Federal prosecutors in Manhattan are investigating PricewaterhouseCoopers (PwC) in connection with undisclosed bonuses paid to former executives of Tyco International Ltd. A report by the Wall Street Journal suggests that prosecutors may be trying to make a criminal case against PwC as Tyco's auditor.
The Journal said the probe is focusing on three questions:
- Did PwC uncover the secret bonuses in the course of its audit work?
- Was PwC aware of the improper accounting techniques used to hide the bonus payments?
- Did PwC know that Tyco's annual proxy filings were incorrect and fail to do anything about it?
The improper accounting techniques referred to in question 2 involve booking bonuses against reserve accounts, instead of expensing them. For example, the company expensed only $45 million of a special unapproved $96 million bonus. The remainder was charged to unrelated reserve accounts, including a $41 million offset to accrued federal income tax.
The proxy filings referred to in question 3 improperly excluded the bonuses from the executive compensation tables. Although auditors have no responsibility for approving proxy filings, legal experts say prosecutors could argue under New York laws that PwC may have been committing securities fraud by helping Tyco make incomplete disclosures.
A PwC spokesperson told AccountingWEB, "We have no reason to believe we are anything other than a witness... We are cooperating with the Manhattan District Attorney on the basis that the firm is simply a witness -- a provider of information -- in these proceedings."

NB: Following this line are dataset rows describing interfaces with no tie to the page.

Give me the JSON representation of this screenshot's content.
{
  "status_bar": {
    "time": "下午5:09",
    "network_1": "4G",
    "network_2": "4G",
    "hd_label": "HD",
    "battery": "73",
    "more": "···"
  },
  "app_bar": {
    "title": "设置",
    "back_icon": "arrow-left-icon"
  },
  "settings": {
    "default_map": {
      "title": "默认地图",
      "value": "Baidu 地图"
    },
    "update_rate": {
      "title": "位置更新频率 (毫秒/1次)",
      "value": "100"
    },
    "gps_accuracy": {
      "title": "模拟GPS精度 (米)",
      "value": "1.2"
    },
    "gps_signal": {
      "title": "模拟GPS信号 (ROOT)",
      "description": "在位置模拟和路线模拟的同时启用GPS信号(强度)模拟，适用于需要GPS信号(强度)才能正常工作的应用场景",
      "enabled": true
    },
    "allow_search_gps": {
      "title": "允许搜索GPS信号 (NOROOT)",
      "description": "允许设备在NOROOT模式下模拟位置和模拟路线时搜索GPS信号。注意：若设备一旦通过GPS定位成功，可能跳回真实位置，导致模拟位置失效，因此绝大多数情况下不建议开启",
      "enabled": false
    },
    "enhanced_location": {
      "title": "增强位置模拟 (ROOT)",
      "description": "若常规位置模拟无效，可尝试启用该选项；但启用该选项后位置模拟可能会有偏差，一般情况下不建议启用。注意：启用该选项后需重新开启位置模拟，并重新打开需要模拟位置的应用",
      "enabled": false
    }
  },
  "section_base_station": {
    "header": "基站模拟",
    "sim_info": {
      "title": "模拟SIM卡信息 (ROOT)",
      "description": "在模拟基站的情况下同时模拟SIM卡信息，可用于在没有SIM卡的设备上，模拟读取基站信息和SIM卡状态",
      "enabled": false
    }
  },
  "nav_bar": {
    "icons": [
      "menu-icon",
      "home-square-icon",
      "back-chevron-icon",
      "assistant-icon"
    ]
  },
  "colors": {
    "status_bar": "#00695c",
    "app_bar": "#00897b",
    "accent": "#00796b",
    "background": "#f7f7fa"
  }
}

Reuters reported that PwC may also face investigations by the SEC.